Like Anchorage, Fairbanks hotels host meeting spaces and the University of Alaska Fairbanks generally hosts one big meeting a year. Such meetings often use multiple hotels to provide accommodations. For instance, UAF has just hosted the International Congress on Circumpolar Health with about 600 attendees.
Conventions must rely on these options because Fairbanks doesn’t have a convention center.
The Outdoor Writers Association of America will meet at Chena Hot Springs in September for its first-ever Alaskan meeting.
Helen Renfrew, director of meetings and conventions for the Fairbanks Conventions and Visitors Bureau, said there are a number of out-of-state delegates visiting the city each year. She said the vast majority of these are brought to town by a Fairbanks meeting ambassador. This is someone who lives locally and invites his or her organization to Fairbanks.
“We rely on them to provide the outreach to national and regional organizations,” Renfrew said.
The majority of Fairbanks conventions still come from within the state. Renfrew said they try to stay on a rotational schedule to accommodate the larger of these, such as the Travel Industry Association and Alaska Municipal League. There are also the bar and library associations.
There are usually one or two international meetings per year, which are mostly based at UAF. The Arctic Winter Games will also be in Fairbanks in 2014. This will be the first return to the city since the 1980s.
“We’re also working with a multitude of entities and companies in the North Pole area, and they have just won a bid to host the International Federation of Sleddog Sports World Championships in 2013,” Renfrew said.
Renfrew said everything took a dive in 2008 and 2009 and meetings slowed down with the economic crisis but bookings are recovering.
Renfrew said summer meetings are the “bread and butter” for the Fairbanks Conventions and Visitors Bureau but they try to encourage year-round visitors.
“Meetings encompass a keep component in the months that aren’t squarely in the middle of summer,” she said.
Around the state
Smaller venues keep busy with meetings too.

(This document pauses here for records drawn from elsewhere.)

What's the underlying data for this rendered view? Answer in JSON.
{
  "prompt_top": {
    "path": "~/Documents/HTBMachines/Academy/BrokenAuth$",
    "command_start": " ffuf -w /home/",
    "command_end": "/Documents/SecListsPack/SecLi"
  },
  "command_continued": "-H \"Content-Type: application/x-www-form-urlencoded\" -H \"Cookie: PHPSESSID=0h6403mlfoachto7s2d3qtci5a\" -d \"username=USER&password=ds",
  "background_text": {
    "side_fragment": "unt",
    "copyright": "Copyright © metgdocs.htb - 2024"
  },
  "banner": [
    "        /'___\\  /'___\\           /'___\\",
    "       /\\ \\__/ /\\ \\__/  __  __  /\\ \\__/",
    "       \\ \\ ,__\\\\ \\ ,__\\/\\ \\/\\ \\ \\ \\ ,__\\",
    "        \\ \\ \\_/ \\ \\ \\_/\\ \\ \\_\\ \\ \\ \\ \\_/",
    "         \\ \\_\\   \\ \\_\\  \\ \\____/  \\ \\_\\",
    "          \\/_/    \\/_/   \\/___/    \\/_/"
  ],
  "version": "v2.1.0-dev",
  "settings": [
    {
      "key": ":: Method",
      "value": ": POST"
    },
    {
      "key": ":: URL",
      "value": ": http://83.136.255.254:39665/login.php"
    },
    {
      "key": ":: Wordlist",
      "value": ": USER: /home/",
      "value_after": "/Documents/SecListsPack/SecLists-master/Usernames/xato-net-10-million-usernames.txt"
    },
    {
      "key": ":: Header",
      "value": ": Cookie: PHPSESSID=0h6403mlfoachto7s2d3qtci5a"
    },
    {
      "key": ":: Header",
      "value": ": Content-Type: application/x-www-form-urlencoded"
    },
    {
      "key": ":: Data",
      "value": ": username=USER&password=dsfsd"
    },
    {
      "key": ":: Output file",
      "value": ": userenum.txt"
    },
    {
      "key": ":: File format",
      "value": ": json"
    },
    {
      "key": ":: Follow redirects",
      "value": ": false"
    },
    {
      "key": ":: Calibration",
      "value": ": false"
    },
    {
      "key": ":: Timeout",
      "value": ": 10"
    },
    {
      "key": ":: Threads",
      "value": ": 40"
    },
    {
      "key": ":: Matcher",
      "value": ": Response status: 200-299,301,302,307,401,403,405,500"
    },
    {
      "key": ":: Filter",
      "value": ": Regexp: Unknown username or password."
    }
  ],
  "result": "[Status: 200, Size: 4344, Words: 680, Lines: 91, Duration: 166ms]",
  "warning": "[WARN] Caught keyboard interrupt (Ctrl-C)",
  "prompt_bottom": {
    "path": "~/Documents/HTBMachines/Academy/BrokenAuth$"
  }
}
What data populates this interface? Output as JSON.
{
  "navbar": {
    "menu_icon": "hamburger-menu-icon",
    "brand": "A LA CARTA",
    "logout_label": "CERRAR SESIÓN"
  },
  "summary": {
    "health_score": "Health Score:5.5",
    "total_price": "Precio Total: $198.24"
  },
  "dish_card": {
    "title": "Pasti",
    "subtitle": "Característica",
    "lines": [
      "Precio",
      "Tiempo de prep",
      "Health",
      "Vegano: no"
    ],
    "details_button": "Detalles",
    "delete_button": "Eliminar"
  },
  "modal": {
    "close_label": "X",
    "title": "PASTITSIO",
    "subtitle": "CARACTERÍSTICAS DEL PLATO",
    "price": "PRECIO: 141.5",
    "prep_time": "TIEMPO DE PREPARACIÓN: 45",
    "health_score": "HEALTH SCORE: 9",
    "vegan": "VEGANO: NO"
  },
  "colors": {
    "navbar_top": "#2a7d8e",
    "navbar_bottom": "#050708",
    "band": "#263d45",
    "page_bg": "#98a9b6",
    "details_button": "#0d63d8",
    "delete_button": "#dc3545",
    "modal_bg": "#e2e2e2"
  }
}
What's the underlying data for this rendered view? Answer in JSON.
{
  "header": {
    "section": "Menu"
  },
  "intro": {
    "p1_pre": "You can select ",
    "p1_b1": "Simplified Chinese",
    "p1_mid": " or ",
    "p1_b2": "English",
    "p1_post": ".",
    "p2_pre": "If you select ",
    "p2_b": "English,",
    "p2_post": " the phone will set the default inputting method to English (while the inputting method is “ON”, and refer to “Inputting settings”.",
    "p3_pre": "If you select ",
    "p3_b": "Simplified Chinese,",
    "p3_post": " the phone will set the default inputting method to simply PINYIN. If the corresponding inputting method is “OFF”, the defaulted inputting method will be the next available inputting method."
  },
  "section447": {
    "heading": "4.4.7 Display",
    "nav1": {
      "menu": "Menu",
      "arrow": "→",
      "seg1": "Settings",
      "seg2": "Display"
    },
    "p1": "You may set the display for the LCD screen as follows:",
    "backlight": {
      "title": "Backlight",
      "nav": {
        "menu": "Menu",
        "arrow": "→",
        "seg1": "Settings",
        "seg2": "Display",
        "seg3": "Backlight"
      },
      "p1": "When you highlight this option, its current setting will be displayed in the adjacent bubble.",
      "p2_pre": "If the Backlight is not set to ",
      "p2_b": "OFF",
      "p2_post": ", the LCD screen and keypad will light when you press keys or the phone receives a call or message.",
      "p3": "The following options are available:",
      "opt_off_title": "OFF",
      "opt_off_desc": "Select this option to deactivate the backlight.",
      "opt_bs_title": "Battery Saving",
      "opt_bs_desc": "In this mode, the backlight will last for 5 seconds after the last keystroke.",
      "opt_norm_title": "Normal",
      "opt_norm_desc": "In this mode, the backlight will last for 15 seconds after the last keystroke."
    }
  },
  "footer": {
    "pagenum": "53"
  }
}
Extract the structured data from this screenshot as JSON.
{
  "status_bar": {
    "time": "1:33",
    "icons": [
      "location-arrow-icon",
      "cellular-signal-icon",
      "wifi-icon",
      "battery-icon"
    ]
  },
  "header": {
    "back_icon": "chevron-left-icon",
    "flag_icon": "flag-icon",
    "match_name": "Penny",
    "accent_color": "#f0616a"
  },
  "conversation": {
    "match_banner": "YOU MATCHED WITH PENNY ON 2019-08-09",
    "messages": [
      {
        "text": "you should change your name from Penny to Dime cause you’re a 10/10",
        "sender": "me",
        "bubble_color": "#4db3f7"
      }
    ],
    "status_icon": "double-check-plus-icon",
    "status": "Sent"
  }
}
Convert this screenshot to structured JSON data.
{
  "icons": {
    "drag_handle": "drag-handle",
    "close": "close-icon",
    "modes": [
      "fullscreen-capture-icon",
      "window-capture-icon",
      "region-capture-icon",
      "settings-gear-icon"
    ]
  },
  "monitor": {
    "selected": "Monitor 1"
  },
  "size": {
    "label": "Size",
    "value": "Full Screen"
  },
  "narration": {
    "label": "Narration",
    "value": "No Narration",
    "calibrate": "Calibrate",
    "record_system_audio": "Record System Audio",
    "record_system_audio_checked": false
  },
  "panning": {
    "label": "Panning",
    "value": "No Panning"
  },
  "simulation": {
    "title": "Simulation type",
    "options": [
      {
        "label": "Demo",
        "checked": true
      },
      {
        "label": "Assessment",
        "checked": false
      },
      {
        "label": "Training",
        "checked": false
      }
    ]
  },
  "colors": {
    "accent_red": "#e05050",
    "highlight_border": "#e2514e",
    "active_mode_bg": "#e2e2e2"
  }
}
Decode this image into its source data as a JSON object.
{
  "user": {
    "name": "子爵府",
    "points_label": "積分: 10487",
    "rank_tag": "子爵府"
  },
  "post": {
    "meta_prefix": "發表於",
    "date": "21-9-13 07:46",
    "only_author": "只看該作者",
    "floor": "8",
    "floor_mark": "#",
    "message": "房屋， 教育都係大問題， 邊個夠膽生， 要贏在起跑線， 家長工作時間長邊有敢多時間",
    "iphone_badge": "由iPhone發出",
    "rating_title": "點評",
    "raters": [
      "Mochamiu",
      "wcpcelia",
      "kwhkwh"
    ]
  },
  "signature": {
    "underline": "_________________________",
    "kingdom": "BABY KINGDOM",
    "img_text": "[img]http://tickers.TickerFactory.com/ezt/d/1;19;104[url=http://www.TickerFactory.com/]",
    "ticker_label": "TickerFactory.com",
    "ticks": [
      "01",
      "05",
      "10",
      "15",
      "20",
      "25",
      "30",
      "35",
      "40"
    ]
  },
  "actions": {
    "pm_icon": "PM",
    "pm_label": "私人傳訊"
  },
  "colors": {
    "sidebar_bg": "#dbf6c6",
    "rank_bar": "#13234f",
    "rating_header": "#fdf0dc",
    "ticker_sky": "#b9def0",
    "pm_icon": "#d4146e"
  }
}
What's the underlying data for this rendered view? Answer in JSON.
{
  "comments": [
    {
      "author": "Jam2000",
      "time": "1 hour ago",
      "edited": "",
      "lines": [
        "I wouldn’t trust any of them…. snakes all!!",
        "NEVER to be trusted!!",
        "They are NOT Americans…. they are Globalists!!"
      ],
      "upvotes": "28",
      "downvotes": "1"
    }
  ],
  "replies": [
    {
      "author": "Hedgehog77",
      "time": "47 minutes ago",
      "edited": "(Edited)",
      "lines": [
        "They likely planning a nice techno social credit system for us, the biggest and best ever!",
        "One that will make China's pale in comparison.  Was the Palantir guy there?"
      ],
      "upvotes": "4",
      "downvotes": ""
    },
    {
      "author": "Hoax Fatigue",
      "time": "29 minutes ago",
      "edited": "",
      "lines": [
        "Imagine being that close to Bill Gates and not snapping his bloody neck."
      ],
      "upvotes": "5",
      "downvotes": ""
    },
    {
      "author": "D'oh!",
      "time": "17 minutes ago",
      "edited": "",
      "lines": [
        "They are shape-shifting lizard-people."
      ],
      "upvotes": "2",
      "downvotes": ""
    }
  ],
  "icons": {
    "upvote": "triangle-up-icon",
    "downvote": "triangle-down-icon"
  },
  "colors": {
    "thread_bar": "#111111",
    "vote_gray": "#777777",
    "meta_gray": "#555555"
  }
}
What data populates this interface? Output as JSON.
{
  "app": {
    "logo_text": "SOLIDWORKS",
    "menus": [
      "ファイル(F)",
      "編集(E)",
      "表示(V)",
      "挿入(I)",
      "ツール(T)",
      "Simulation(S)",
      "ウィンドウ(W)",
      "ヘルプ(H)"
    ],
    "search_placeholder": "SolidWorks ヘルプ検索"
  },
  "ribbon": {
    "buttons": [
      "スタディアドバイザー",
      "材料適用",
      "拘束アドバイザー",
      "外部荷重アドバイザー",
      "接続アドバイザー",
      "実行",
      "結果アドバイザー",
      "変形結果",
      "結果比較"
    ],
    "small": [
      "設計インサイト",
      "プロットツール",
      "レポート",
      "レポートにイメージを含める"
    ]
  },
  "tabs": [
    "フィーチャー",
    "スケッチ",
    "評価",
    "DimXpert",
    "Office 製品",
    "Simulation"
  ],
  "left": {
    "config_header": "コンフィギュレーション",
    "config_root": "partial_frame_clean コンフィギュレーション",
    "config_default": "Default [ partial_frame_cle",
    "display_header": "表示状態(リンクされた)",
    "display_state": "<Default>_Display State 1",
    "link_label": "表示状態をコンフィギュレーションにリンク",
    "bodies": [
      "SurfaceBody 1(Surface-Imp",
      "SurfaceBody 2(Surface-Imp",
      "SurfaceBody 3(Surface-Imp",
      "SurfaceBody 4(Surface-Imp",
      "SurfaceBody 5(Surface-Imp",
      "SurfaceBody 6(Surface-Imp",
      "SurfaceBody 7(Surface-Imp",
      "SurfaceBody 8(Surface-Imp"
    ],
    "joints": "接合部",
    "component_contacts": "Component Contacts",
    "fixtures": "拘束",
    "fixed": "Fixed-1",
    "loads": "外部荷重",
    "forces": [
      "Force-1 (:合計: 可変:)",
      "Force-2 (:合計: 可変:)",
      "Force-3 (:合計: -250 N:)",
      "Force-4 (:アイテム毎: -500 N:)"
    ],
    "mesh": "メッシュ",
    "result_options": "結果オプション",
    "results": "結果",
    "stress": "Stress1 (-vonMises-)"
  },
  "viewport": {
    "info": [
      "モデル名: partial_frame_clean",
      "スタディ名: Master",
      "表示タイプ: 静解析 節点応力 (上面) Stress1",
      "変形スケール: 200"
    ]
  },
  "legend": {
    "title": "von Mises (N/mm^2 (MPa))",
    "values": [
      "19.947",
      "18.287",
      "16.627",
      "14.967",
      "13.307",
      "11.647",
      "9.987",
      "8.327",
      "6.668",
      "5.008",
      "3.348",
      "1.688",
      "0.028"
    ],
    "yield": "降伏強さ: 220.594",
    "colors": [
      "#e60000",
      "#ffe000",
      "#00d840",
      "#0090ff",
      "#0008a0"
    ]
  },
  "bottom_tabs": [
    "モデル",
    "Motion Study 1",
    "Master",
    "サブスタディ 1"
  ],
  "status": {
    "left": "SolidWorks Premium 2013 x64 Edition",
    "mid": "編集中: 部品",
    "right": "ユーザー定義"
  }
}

Nome has had its Mini Convention Center for years and created the Convention & Meetings Division of the Nome Chamber of Commerce.
Chamber of Commerce Executive Director Barb Nickels said the division oversaw 38 conventions during its first full year in 2011. A sample of these delegates includes Wells Fargo, Alaska Airlines, People’s Council for Marine Mammals and the U.S. Department of Agriculture.
Nickels said the new division will help tackle the issue of logistical problems and staffing shortages that often lead certain events to bigger cities like Anchorage and Fairbanks. She said hosting meetings in Nome will allow regional community members to participate in training they wouldn’t be able to get if they were held in other cities.
Ketchikan has its own meeting space in the form of the Ted Ferry Civic Center. Facility Manager Liz Jones said the center has stayed busy.
Jones has noticed a trend in recent years in which bookings are happening closer to events, which is the opposite in larger venues like Anchorage. She said even conventions are booking less than eight months out when it used to be 12 to 15 months for conventions of the same size.
Jones assumes it’s related to budgetary issues because companies may not know too far in advance if they’ll have any events.
The Ted Ferry Civic Center held 154 events in 2010 and 132 events in 2011. There are 151 booked events so far this year.
“But that changes every day,” Jones said.
Like many convention centers, Ted Ferry runs the gamut in events. This has included the Alaska Municipal League, Alaska Forest Association, the University of Alaska Board of Regents and U.S. Coast Guard. The Intertribal Deaf Council of Oregon has also been there.
Next year it will host the Rotary District 5010 annual convention.
Steven Pfister, manager of Centennial Hall in Juneau, said that center had about 350 events in fiscal year 2012.
Jonathan Grass can be reached at firstname.lastname@example.org.